Mayor Eric Adams on Sunday said he plans to move some migrant families with children into congregate homeless shelters, a move that would be an apparent violation of the city’s right to shelter laws.
During an interview on PIX11, Adams said the move would be necessary because so many asylum seekers continue to enter the city’s care.
“We’re going to have to eventually move women and children into congregant settings,” the mayor said. “Some migrants may have to move out into these outside tents.”
The city’s right to shelter law — which Adams is fighting in court — bans the city from placing families with children in congregate shelters.
Christine Quinn, a former City Council Speaker who now heads Win, the city’s largest housing provider for homeless women and children, said mass shelter sites are “unsafe and inappropriate” for families with children.
“Think of a gymnasium full of cots — a barrack-style room full of cots — where we house people after a hurricane,” said Quinn. “It doesn’t really work that well for single, homeless people because there is often a higher level of crime — and not as much space for therapeutic or holistic intervention — in those spaces.”
Quinn noted homeless families are typically housed in units containing a private bathroom, kitchen and beds. She said the change proposed by Adams would appear to violate city law.
Adams’ comments came a day after he ordered all city agencies to slash spending by 5% beginning in November. He said the effort aims to offset the cost of the migrant crisis, which officials said would cost the city $12 billion by 2025.

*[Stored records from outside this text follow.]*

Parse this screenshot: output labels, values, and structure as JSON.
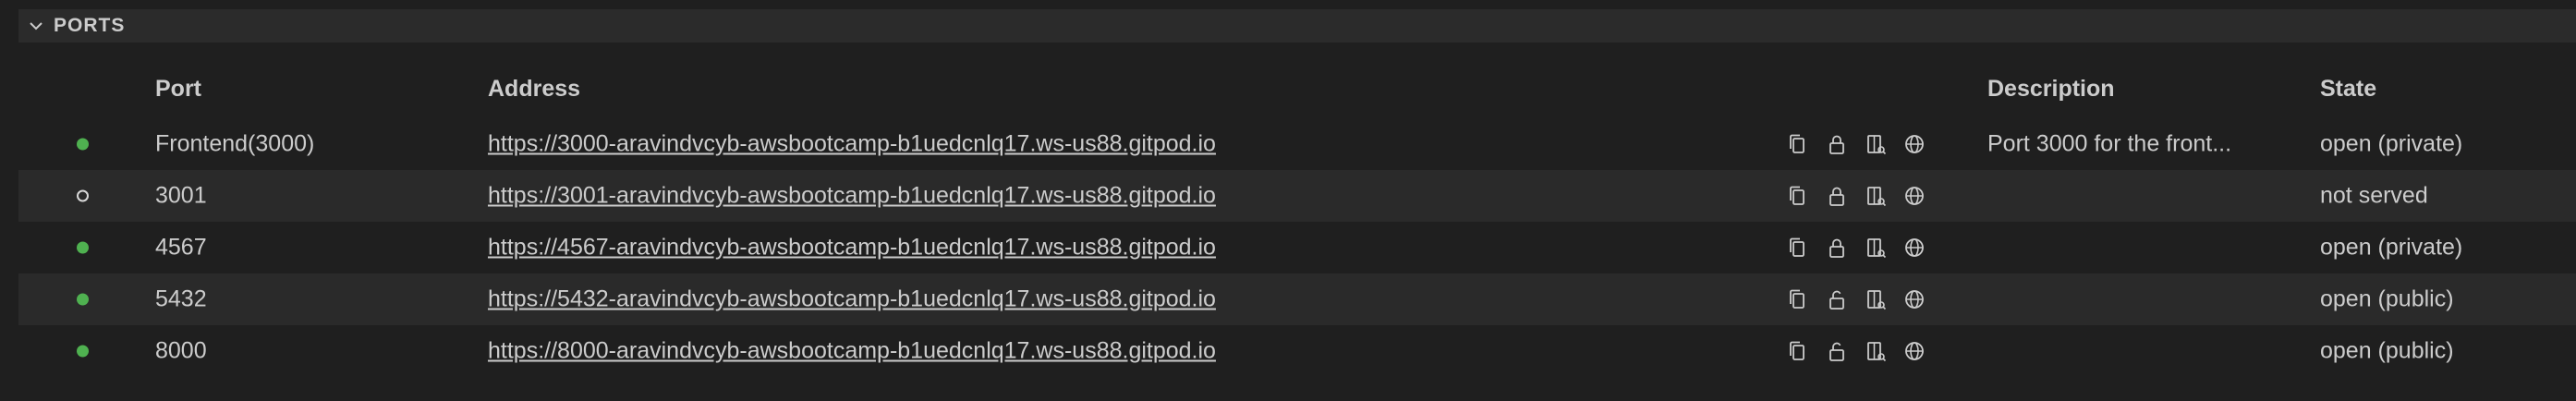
{
  "panel": {
    "title": "PORTS"
  },
  "columns": {
    "port": "Port",
    "address": "Address",
    "description": "Description",
    "state": "State"
  },
  "rows": [
    {
      "status": "running",
      "port": "Frontend(3000)",
      "address": "https://3000-aravindvcyb-awsbootcamp-b1uedcnlq17.ws-us88.gitpod.io",
      "lock": "locked",
      "description": "Port 3000 for the front...",
      "state": "open (private)"
    },
    {
      "status": "idle",
      "port": "3001",
      "address": "https://3001-aravindvcyb-awsbootcamp-b1uedcnlq17.ws-us88.gitpod.io",
      "lock": "locked",
      "description": "",
      "state": "not served"
    },
    {
      "status": "running",
      "port": "4567",
      "address": "https://4567-aravindvcyb-awsbootcamp-b1uedcnlq17.ws-us88.gitpod.io",
      "lock": "locked",
      "description": "",
      "state": "open (private)"
    },
    {
      "status": "running",
      "port": "5432",
      "address": "https://5432-aravindvcyb-awsbootcamp-b1uedcnlq17.ws-us88.gitpod.io",
      "lock": "unlocked",
      "description": "",
      "state": "open (public)"
    },
    {
      "status": "running",
      "port": "8000",
      "address": "https://8000-aravindvcyb-awsbootcamp-b1uedcnlq17.ws-us88.gitpod.io",
      "lock": "unlocked",
      "description": "",
      "state": "open (public)"
    }
  ],
  "icons": {
    "collapse": "chevron-down-icon",
    "copy": "copy-icon",
    "lock": "lock-icon",
    "unlock": "unlock-icon",
    "preview": "open-preview-icon",
    "browser": "globe-icon"
  },
  "colors": {
    "running": "#4fb150",
    "idle": "#d8d8d8"
  }
}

Last week, the mayor said the migrant crisis “will destroy New York City.”
Officials said more than 111,500 people were in the city’s homeless shelter system — more than 59.400 of whom are asylum-seekers — as of Aug. 27. The city estimates more than 10,000 new people are entering the shelter system each month.
“We’re saying that you can come from anywhere on the globe, come to New York City and we are to food, house, clothe you for as long as you want, forever,” Adams said during his Sunday TV appearance. “That’s not realistic. It’s not sustainable. And that is what we’re seeing now. That needs to be reexamined.”